# REQUIRED WORK
Print every record below exactly, minus the pictures.

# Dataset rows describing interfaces
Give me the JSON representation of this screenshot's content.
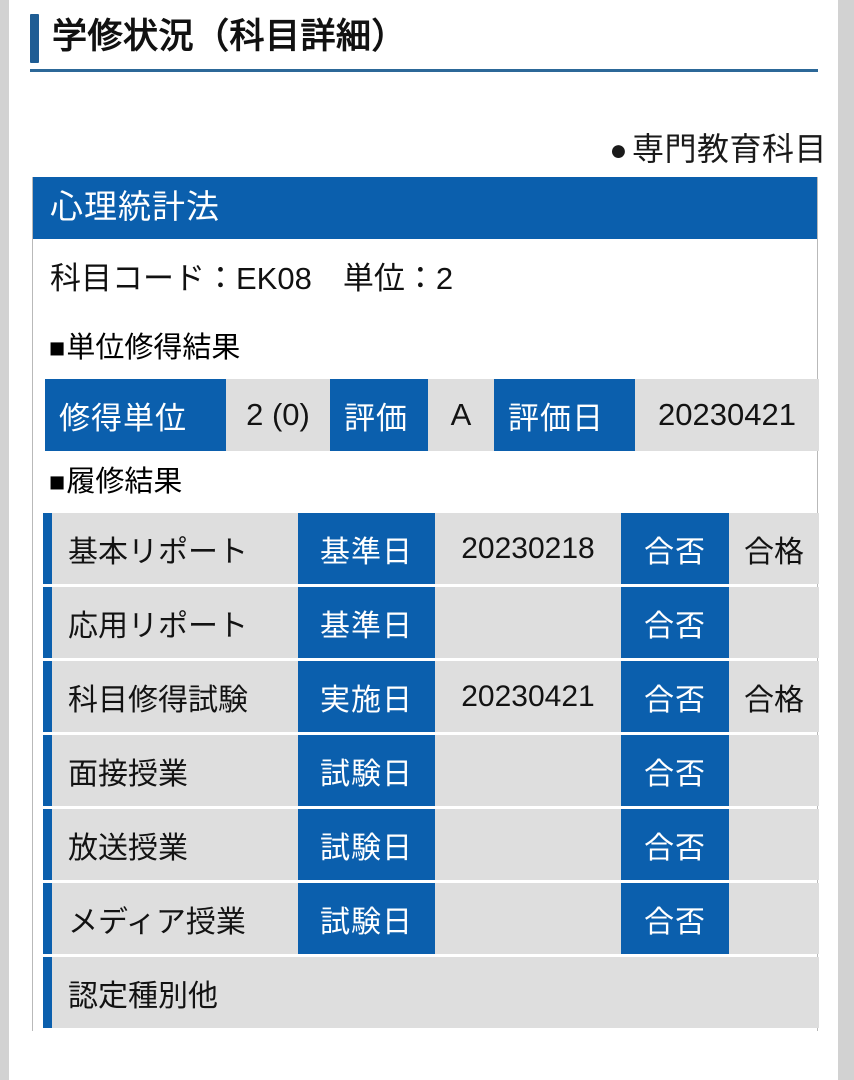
{
  "header": {
    "title": "学修状況（科目詳細）",
    "category_bullet": "●",
    "category_label": "専門教育科目"
  },
  "course": {
    "name": "心理統計法",
    "meta": "科目コード：EK08　単位：2",
    "code_label": "科目コード",
    "code_value": "EK08",
    "credits_label": "単位",
    "credits_value": "2"
  },
  "credit_result": {
    "heading": "■単位修得結果",
    "heading_marker": "■",
    "heading_text": "単位修得結果",
    "earned_credits_label": "修得単位",
    "earned_credits_value": "2 (0)",
    "grade_label": "評価",
    "grade_value": "A",
    "grade_date_label": "評価日",
    "grade_date_value": "20230421"
  },
  "enrollment_result": {
    "heading": "■履修結果",
    "heading_marker": "■",
    "heading_text": "履修結果",
    "rows": [
      {
        "name": "基本リポート",
        "date_label": "基準日",
        "date_value": "20230218",
        "pass_label": "合否",
        "pass_value": "合格"
      },
      {
        "name": "応用リポート",
        "date_label": "基準日",
        "date_value": "",
        "pass_label": "合否",
        "pass_value": ""
      },
      {
        "name": "科目修得試験",
        "date_label": "実施日",
        "date_value": "20230421",
        "pass_label": "合否",
        "pass_value": "合格"
      },
      {
        "name": "面接授業",
        "date_label": "試験日",
        "date_value": "",
        "pass_label": "合否",
        "pass_value": ""
      },
      {
        "name": "放送授業",
        "date_label": "試験日",
        "date_value": "",
        "pass_label": "合否",
        "pass_value": ""
      },
      {
        "name": "メディア授業",
        "date_label": "試験日",
        "date_value": "",
        "pass_label": "合否",
        "pass_value": ""
      }
    ],
    "last_row": {
      "name": "認定種別他"
    }
  },
  "colors": {
    "accent_blue": "#0b5fad",
    "title_bar_blue": "#1f5d94",
    "rule_blue": "#2c6898",
    "row_gray": "#dedede",
    "page_gray": "#d2d2d2"
  }
}
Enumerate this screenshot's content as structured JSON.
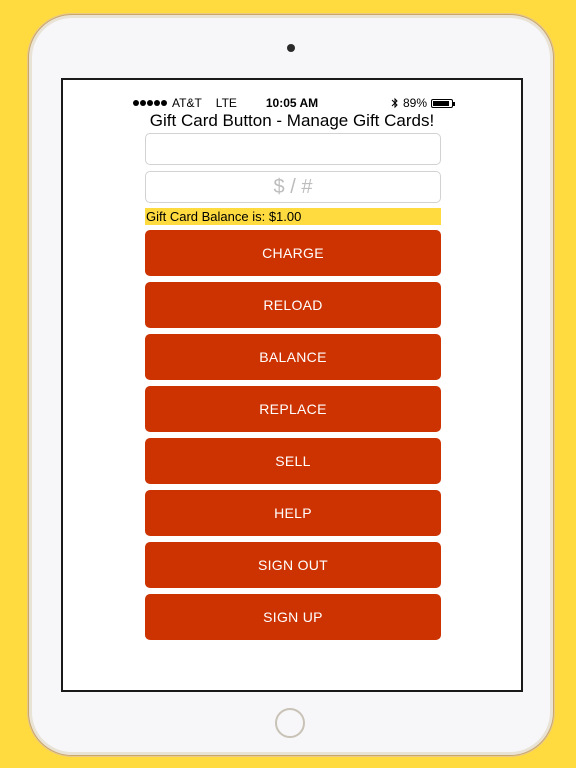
{
  "colors": {
    "background": "#FFDB40",
    "button": "#CC3300",
    "button_text": "#FFFFFF",
    "balance_highlight": "#FFDB40"
  },
  "status_bar": {
    "carrier": "AT&T",
    "network": "LTE",
    "time": "10:05 AM",
    "battery": "89%",
    "battery_level": 0.89,
    "icons": [
      "signal-dots-icon",
      "bluetooth-icon",
      "battery-icon"
    ]
  },
  "app": {
    "title": "Gift Card Button - Manage Gift Cards!"
  },
  "inputs": {
    "card_number": {
      "value": "",
      "placeholder": ""
    },
    "amount": {
      "value": "",
      "placeholder": "$ / #"
    }
  },
  "balance": {
    "text": "Gift Card Balance is: $1.00"
  },
  "buttons": [
    {
      "label": "CHARGE"
    },
    {
      "label": "RELOAD"
    },
    {
      "label": "BALANCE"
    },
    {
      "label": "REPLACE"
    },
    {
      "label": "SELL"
    },
    {
      "label": "HELP"
    },
    {
      "label": "SIGN OUT"
    },
    {
      "label": "SIGN UP"
    }
  ]
}
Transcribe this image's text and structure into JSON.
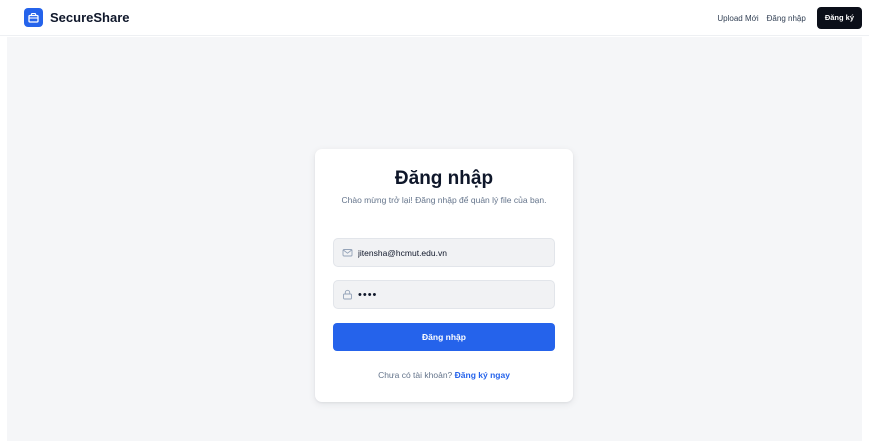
{
  "header": {
    "brand": "SecureShare",
    "nav": {
      "upload_label": "Upload Mới",
      "login_label": "Đăng nhập",
      "signup_label": "Đăng ký"
    }
  },
  "login_card": {
    "title": "Đăng nhập",
    "subtitle": "Chào mừng trở lại! Đăng nhập để quản lý file của bạn.",
    "email": {
      "value": "jitensha@hcmut.edu.vn",
      "icon": "mail-icon"
    },
    "password": {
      "value": "abcd",
      "icon": "lock-icon"
    },
    "submit_label": "Đăng nhập",
    "footer": {
      "prompt": "Chưa có tài khoản?",
      "link_label": "Đăng ký ngay"
    }
  },
  "colors": {
    "accent": "#2563eb",
    "dark_button": "#0b0f19",
    "background": "#f5f6f8"
  }
}
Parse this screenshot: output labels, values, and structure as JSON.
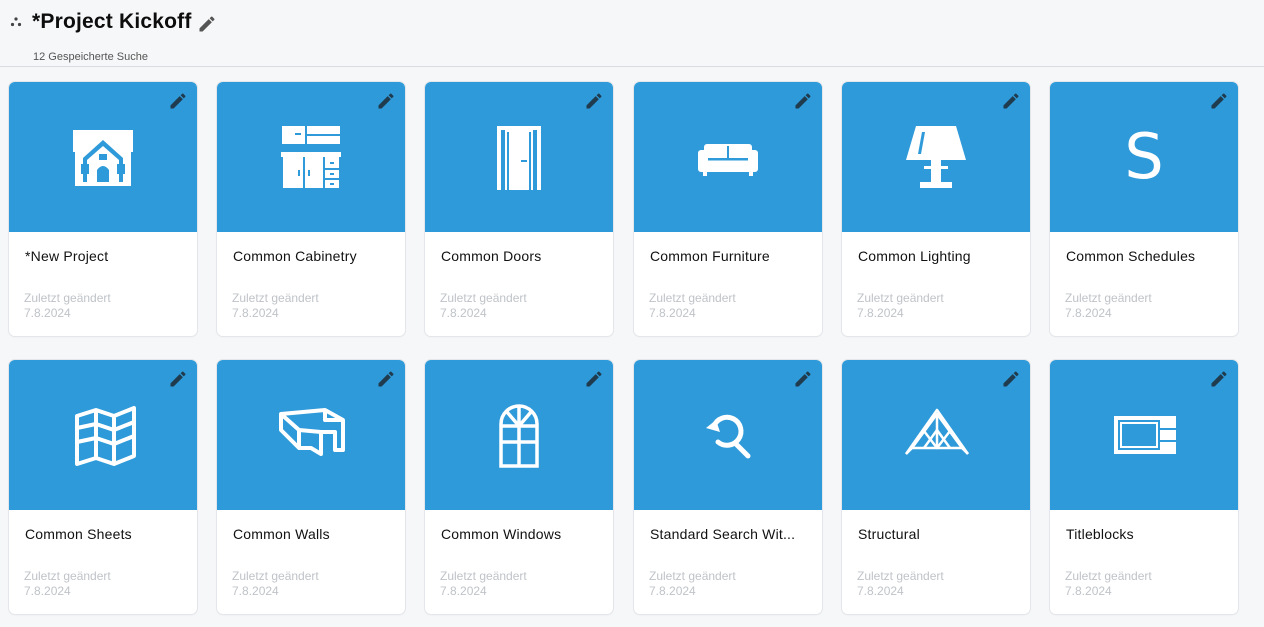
{
  "header": {
    "title": "*Project Kickoff",
    "subtitle": "12 Gespeicherte Suche",
    "title_edit_icon": "pencil-icon",
    "drag_icon": "drag-dots-icon"
  },
  "colors": {
    "accent": "#2e9ad9",
    "muted_text": "#bfc3c8"
  },
  "cards": [
    {
      "name": "*New Project",
      "modified_label": "Zuletzt geändert",
      "modified_date": "7.8.2024",
      "icon": "house-icon"
    },
    {
      "name": "Common Cabinetry",
      "modified_label": "Zuletzt geändert",
      "modified_date": "7.8.2024",
      "icon": "cabinet-icon"
    },
    {
      "name": "Common Doors",
      "modified_label": "Zuletzt geändert",
      "modified_date": "7.8.2024",
      "icon": "door-icon"
    },
    {
      "name": "Common Furniture",
      "modified_label": "Zuletzt geändert",
      "modified_date": "7.8.2024",
      "icon": "sofa-icon"
    },
    {
      "name": "Common Lighting",
      "modified_label": "Zuletzt geändert",
      "modified_date": "7.8.2024",
      "icon": "lamp-icon"
    },
    {
      "name": "Common Schedules",
      "modified_label": "Zuletzt geändert",
      "modified_date": "7.8.2024",
      "icon": "schedule-s-icon",
      "glyph": "S"
    },
    {
      "name": "Common Sheets",
      "modified_label": "Zuletzt geändert",
      "modified_date": "7.8.2024",
      "icon": "sheets-map-icon"
    },
    {
      "name": "Common Walls",
      "modified_label": "Zuletzt geändert",
      "modified_date": "7.8.2024",
      "icon": "walls-icon"
    },
    {
      "name": "Common Windows",
      "modified_label": "Zuletzt geändert",
      "modified_date": "7.8.2024",
      "icon": "window-icon"
    },
    {
      "name": "Standard Search Wit...",
      "modified_label": "Zuletzt geändert",
      "modified_date": "7.8.2024",
      "icon": "search-refresh-icon"
    },
    {
      "name": "Structural",
      "modified_label": "Zuletzt geändert",
      "modified_date": "7.8.2024",
      "icon": "truss-icon"
    },
    {
      "name": "Titleblocks",
      "modified_label": "Zuletzt geändert",
      "modified_date": "7.8.2024",
      "icon": "titleblock-icon"
    }
  ]
}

# EXERCISE RESPONSE
Give me the JSON representation of this screenshot's content.
{
  "header": {
    "title": "学修状況（科目詳細）",
    "category_bullet": "●",
    "category_label": "専門教育科目"
  },
  "course": {
    "name": "心理統計法",
    "meta": "科目コード：EK08　単位：2",
    "code_label": "科目コード",
    "code_value": "EK08",
    "credits_label": "単位",
    "credits_value": "2"
  },
  "credit_result": {
    "heading": "■単位修得結果",
    "heading_marker": "■",
    "heading_text": "単位修得結果",
    "earned_credits_label": "修得単位",
    "earned_credits_value": "2 (0)",
    "grade_label": "評価",
    "grade_value": "A",
    "grade_date_label": "評価日",
    "grade_date_value": "20230421"
  },
  "enrollment_result": {
    "heading": "■履修結果",
    "heading_marker": "■",
    "heading_text": "履修結果",
    "rows": [
      {
        "name": "基本リポート",
        "date_label": "基準日",
        "date_value": "20230218",
        "pass_label": "合否",
        "pass_value": "合格"
      },
      {
        "name": "応用リポート",
        "date_label": "基準日",
        "date_value": "",
        "pass_label": "合否",
        "pass_value": ""
      },
      {
        "name": "科目修得試験",
        "date_label": "実施日",
        "date_value": "20230421",
        "pass_label": "合否",
        "pass_value": "合格"
      },
      {
        "name": "面接授業",
        "date_label": "試験日",
        "date_value": "",
        "pass_label": "合否",
        "pass_value": ""
      },
      {
        "name": "放送授業",
        "date_label": "試験日",
        "date_value": "",
        "pass_label": "合否",
        "pass_value": ""
      },
      {
        "name": "メディア授業",
        "date_label": "試験日",
        "date_value": "",
        "pass_label": "合否",
        "pass_value": ""
      }
    ],
    "last_row": {
      "name": "認定種別他"
    }
  },
  "colors": {
    "accent_blue": "#0b5fad",
    "title_bar_blue": "#1f5d94",
    "rule_blue": "#2c6898",
    "row_gray": "#dedede",
    "page_gray": "#d2d2d2"
  }
}
Enumerate this screenshot's content as structured JSON.
{
  "colors": {
    "background": "#FFDB40",
    "button": "#CC3300",
    "button_text": "#FFFFFF",
    "balance_highlight": "#FFDB40"
  },
  "status_bar": {
    "carrier": "AT&T",
    "network": "LTE",
    "time": "10:05 AM",
    "battery": "89%",
    "battery_level": 0.89,
    "icons": [
      "signal-dots-icon",
      "bluetooth-icon",
      "battery-icon"
    ]
  },
  "app": {
    "title": "Gift Card Button - Manage Gift Cards!"
  },
  "inputs": {
    "card_number": {
      "value": "",
      "placeholder": ""
    },
    "amount": {
      "value": "",
      "placeholder": "$ / #"
    }
  },
  "balance": {
    "text": "Gift Card Balance is: $1.00"
  },
  "buttons": [
    {
      "label": "CHARGE"
    },
    {
      "label": "RELOAD"
    },
    {
      "label": "BALANCE"
    },
    {
      "label": "REPLACE"
    },
    {
      "label": "SELL"
    },
    {
      "label": "HELP"
    },
    {
      "label": "SIGN OUT"
    },
    {
      "label": "SIGN UP"
    }
  ]
}
Transcribe this image's text and structure into JSON.
{
  "header": {
    "brand": "SecureShare",
    "nav": {
      "upload_label": "Upload Mới",
      "login_label": "Đăng nhập",
      "signup_label": "Đăng ký"
    }
  },
  "login_card": {
    "title": "Đăng nhập",
    "subtitle": "Chào mừng trở lại! Đăng nhập để quản lý file của bạn.",
    "email": {
      "value": "jitensha@hcmut.edu.vn",
      "icon": "mail-icon"
    },
    "password": {
      "value": "abcd",
      "icon": "lock-icon"
    },
    "submit_label": "Đăng nhập",
    "footer": {
      "prompt": "Chưa có tài khoản?",
      "link_label": "Đăng ký ngay"
    }
  },
  "colors": {
    "accent": "#2563eb",
    "dark_button": "#0b0f19",
    "background": "#f5f6f8"
  }
}
Parse this screenshot: output labels, values, and structure as JSON.
{
  "header": {
    "title": "*Project Kickoff",
    "subtitle": "12 Gespeicherte Suche",
    "title_edit_icon": "pencil-icon",
    "drag_icon": "drag-dots-icon"
  },
  "colors": {
    "accent": "#2e9ad9",
    "muted_text": "#bfc3c8"
  },
  "cards": [
    {
      "name": "*New Project",
      "modified_label": "Zuletzt geändert",
      "modified_date": "7.8.2024",
      "icon": "house-icon"
    },
    {
      "name": "Common Cabinetry",
      "modified_label": "Zuletzt geändert",
      "modified_date": "7.8.2024",
      "icon": "cabinet-icon"
    },
    {
      "name": "Common Doors",
      "modified_label": "Zuletzt geändert",
      "modified_date": "7.8.2024",
      "icon": "door-icon"
    },
    {
      "name": "Common Furniture",
      "modified_label": "Zuletzt geändert",
      "modified_date": "7.8.2024",
      "icon": "sofa-icon"
    },
    {
      "name": "Common Lighting",
      "modified_label": "Zuletzt geändert",
      "modified_date": "7.8.2024",
      "icon": "lamp-icon"
    },
    {
      "name": "Common Schedules",
      "modified_label": "Zuletzt geändert",
      "modified_date": "7.8.2024",
      "icon": "schedule-s-icon",
      "glyph": "S"
    },
    {
      "name": "Common Sheets",
      "modified_label": "Zuletzt geändert",
      "modified_date": "7.8.2024",
      "icon": "sheets-map-icon"
    },
    {
      "name": "Common Walls",
      "modified_label": "Zuletzt geändert",
      "modified_date": "7.8.2024",
      "icon": "walls-icon"
    },
    {
      "name": "Common Windows",
      "modified_label": "Zuletzt geändert",
      "modified_date": "7.8.2024",
      "icon": "window-icon"
    },
    {
      "name": "Standard Search Wit...",
      "modified_label": "Zuletzt geändert",
      "modified_date": "7.8.2024",
      "icon": "search-refresh-icon"
    },
    {
      "name": "Structural",
      "modified_label": "Zuletzt geändert",
      "modified_date": "7.8.2024",
      "icon": "truss-icon"
    },
    {
      "name": "Titleblocks",
      "modified_label": "Zuletzt geändert",
      "modified_date": "7.8.2024",
      "icon": "titleblock-icon"
    }
  ]
}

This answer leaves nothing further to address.